Since the decade of the 1930s violence has been an inescapable component of Colombian society. From 1948 to 1957 the country went through a civil war known as “La Violencia” which left over 250,000 dead, the result of old rivalries between people from the Liberal and Conservative parties. These incidents created the framework for the extreme violence in Colombian society today.
As a consequence of waves of violence and political persecution, whole families left their homes to live in bigger cities. They usually ended up living in the most marginal and poor areas lacking basic health and social services.
In the 1980’s new factors contributed to the perpetuation of this culture of violence in the country. One of the most important was the dissemination of cocaine and the incorporation of youngsters into the drug trade. Other factors were the economic crisis and the proliferation of guerrilla groups whose activities continue today. Colombia thus became one of the most violent countries in the world.
Inevitably, violence affected all activities of civilian life, such as education. According to some estimates, Colombia now has a 20 percent illiteracy rate, which can be much higher in rural areas affected by violence. In addition, functional illiteracy is also high, due in large measure to the lack of reading materials and libraries in those communities.
Ten years ago, a rural teacher, Luis Soriano Boroquez, had what for many was a crazy idea: to bring books to children in the municipal department of Nueva Granada. He had two unusual allies, two donkeys called Alfa and Beto. It is from them that his adventure got his name: he called it “Biblioburro,” or “donkey’s library.”
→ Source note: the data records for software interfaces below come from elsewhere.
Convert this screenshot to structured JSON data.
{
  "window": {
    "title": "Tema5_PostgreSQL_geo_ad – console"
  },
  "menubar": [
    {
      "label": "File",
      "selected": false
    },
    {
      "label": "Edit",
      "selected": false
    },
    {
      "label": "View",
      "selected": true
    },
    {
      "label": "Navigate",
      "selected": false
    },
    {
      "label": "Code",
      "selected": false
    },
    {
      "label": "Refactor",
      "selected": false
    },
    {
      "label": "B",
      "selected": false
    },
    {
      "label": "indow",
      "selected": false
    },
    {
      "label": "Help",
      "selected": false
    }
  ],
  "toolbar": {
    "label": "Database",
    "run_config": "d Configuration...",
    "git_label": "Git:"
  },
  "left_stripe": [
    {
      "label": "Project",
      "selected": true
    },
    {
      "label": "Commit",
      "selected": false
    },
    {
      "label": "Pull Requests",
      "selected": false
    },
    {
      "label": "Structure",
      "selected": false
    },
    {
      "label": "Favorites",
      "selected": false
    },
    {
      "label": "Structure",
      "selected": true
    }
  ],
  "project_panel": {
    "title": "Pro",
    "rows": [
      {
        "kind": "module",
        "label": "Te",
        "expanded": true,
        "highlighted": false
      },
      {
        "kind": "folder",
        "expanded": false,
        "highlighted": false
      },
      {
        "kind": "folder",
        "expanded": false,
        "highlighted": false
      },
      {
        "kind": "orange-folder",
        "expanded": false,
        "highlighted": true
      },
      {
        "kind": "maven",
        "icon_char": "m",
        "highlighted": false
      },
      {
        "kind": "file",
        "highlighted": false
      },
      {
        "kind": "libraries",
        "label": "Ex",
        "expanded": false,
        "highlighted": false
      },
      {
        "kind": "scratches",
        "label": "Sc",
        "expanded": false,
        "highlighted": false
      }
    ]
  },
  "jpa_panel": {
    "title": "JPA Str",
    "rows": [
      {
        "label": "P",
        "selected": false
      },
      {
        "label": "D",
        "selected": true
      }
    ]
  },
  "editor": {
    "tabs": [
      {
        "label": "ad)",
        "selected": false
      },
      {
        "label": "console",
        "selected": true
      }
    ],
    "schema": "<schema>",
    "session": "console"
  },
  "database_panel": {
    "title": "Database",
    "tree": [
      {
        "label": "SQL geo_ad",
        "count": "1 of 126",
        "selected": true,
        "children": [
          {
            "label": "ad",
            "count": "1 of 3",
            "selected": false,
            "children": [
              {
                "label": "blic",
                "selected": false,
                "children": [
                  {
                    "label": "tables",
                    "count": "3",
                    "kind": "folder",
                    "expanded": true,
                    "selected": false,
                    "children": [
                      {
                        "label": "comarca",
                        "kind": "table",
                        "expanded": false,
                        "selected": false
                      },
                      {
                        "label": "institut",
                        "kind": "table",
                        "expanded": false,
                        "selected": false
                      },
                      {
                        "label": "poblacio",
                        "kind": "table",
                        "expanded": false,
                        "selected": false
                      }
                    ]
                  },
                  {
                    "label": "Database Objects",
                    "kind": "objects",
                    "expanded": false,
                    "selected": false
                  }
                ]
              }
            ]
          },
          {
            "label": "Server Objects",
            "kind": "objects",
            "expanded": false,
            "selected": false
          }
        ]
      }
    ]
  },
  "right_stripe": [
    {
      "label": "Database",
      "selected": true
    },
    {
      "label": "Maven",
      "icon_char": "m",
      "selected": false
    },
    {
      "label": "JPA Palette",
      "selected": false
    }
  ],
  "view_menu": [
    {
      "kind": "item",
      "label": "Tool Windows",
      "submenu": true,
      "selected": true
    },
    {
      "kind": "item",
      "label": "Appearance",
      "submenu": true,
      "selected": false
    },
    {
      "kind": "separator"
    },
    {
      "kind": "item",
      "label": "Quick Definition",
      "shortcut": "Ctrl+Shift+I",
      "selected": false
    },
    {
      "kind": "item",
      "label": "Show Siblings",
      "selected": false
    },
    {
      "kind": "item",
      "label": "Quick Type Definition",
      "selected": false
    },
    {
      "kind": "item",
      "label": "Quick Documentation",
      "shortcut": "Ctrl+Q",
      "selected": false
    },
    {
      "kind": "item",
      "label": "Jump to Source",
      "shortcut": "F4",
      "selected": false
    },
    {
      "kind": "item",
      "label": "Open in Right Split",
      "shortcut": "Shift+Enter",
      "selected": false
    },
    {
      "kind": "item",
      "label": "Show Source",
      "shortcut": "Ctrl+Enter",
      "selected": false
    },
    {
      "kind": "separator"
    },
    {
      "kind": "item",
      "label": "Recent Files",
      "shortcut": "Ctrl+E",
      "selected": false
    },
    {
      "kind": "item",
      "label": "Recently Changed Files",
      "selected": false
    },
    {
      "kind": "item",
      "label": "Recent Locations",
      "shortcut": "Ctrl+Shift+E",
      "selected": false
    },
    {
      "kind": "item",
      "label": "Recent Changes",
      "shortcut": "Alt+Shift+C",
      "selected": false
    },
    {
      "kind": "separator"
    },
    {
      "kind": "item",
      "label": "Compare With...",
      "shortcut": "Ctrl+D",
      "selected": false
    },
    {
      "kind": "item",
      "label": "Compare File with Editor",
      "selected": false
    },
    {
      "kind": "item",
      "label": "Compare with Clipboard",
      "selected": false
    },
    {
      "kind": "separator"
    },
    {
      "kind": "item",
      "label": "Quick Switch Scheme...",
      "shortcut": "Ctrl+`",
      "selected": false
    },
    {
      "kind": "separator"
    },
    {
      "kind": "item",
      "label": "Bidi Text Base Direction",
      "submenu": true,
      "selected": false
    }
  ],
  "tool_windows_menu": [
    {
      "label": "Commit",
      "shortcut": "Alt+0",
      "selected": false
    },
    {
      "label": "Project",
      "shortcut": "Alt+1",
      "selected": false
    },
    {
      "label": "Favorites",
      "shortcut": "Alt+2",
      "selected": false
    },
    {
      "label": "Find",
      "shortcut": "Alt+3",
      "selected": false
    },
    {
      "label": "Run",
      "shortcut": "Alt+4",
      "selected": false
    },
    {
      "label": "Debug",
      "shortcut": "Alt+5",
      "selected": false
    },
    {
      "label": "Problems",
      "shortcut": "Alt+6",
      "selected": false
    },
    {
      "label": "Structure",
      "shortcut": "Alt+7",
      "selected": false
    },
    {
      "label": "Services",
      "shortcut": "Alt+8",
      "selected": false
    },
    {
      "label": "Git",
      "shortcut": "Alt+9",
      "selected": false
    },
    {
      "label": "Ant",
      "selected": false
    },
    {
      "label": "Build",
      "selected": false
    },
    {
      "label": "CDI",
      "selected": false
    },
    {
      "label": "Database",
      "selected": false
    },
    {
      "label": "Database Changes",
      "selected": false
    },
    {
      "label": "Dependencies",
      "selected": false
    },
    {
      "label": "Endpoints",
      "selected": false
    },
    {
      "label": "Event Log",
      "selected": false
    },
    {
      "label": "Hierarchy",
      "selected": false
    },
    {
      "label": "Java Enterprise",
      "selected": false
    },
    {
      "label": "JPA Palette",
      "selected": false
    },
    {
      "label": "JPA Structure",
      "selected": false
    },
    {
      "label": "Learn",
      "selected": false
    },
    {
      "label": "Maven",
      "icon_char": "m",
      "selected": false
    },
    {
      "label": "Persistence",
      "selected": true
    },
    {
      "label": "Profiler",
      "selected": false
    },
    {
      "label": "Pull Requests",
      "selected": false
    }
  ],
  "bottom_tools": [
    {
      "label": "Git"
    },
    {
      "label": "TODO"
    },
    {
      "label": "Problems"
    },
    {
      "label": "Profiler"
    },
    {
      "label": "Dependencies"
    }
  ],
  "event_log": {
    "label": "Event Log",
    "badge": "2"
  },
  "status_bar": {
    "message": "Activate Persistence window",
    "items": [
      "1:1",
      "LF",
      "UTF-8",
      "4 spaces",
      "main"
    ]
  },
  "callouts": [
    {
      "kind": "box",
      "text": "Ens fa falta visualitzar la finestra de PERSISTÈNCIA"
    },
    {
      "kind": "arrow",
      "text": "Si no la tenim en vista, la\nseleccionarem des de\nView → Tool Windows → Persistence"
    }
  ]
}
Every weekend, this elementary school teacher from the co-ed school of La Gloria loads his donkeys with 70 to 120 books (Alfa is the one that carries most of them) and travels distances from three to eleven kilometers each day bringing books, and culture, to rural children. Every trip takes him up to eight hours each day.
The idea for his library, he explained to the New York Times, came to him after he saw the transformative power of reading among children in a very conflictive area in Colombia. His aim is to fight illiteracy and to help children do research for their homework and provide them with reading materials that they don’t have in their village.
As soon as the first child sees him coming he rushes back to call his companions who come and accompany the teacher as in a parade. When the teacher reaches a village he chooses an empty space. There, he displays a makeshift table where some children do their homework while the rest sit in the grass reading and playing.
Initially, Soriano collected the books in his own house, where he lives with his wife Diana and three children, with the books piled up to the ceiling. But given the demand for books among rural children, and with the financial help of Cajamag, a local financing institution, he recently finished building a small library that has almost four thousand books.
What began as a need son became an obligation on his part, then a custom and now, with the construction of the library, it is an institution. “What I want to do,” Soriano explained, “is to teach children their rights, duties and responsibilities. When they get to know them, every child we teach through Biblioburro,” he added, “becomes an informed citizen who can say no to war.”
Although the new library now serves a small community of 200 children, Soriano still continues his outreach activities during weekends. “Doing this is my life commitment,” he declared to Valentina Canavesio, an independent film producer, “I want to be useful to the society I belong.” Soriano feels that his work contributes, in a small but significant way, to bring peace to his beleaguered country.
Cesar Chelala, a co-winner of an Overseas Press Club of America award, is a writer on human rights issues.